It seems like you've really gotten the positive attitude down already, so maybe this hasn't helped much, but I just wanted to give my two cents.
This is actually pretty inspirational to me, and I appreciate that you've kinda helped me in a way. If you're so positive at a moment in your life like this, why shouldn't I be?
Anyway. Thanks for reading this, and best wishes :)
Thank you for your kind words!
Before I had the surgeries in London, I was very grumpy, and wasn't a very happy person. Being in hospital 400 miles away from my family was an eye opener, and I realised I wasn't the husband and father I should be. So when I came home, I have been trying my best to be happier, because our lives are hard enough, without having a big grump in the house!
I'm glad that I have helped you in a way :) That's awesome!
Thank you so much :)
Howdy, I'm an EMT, I'm sure you've had some experiences with us. Is there anything I can do if I ever run into a patient with your condition? I haven't heard of it, it's interesting to read about it.
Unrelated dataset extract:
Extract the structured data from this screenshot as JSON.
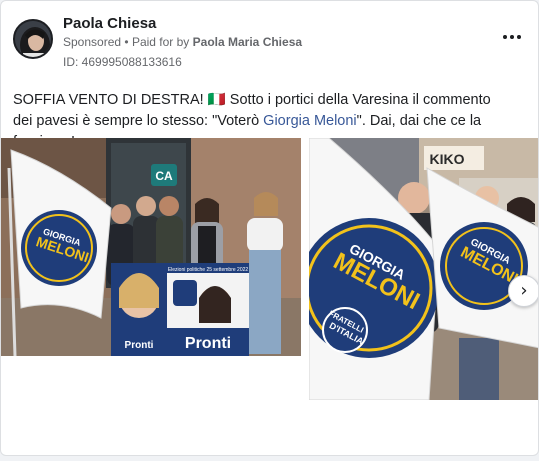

Oh yes, plenty! Hah, they know me by first name basis now, haha.
No, I'm just like any trach patient really, the disease is a slow acting one, and it is very hard to diagnose.
Most EMTs just ask me what it's all about, and how it has affected me. They are very interested though, I guess it's good for them to learn about new things! :)
Have you tried ingesting Cannabis oil as an edible? It seems to be highly beneficial for those suffering with autoimmune diseases.
I am a member of some tracheal stenosis support groups, even though the cause of my stenosis is completely different, the symptoms are the same, so is the treatment.
Some of the members there use CBD oil, and it helps them breathe easier, as they say it is a bronchodilator.
It is illegal here in the UK for now, so I think I may have to wait a while to be able to try it out :(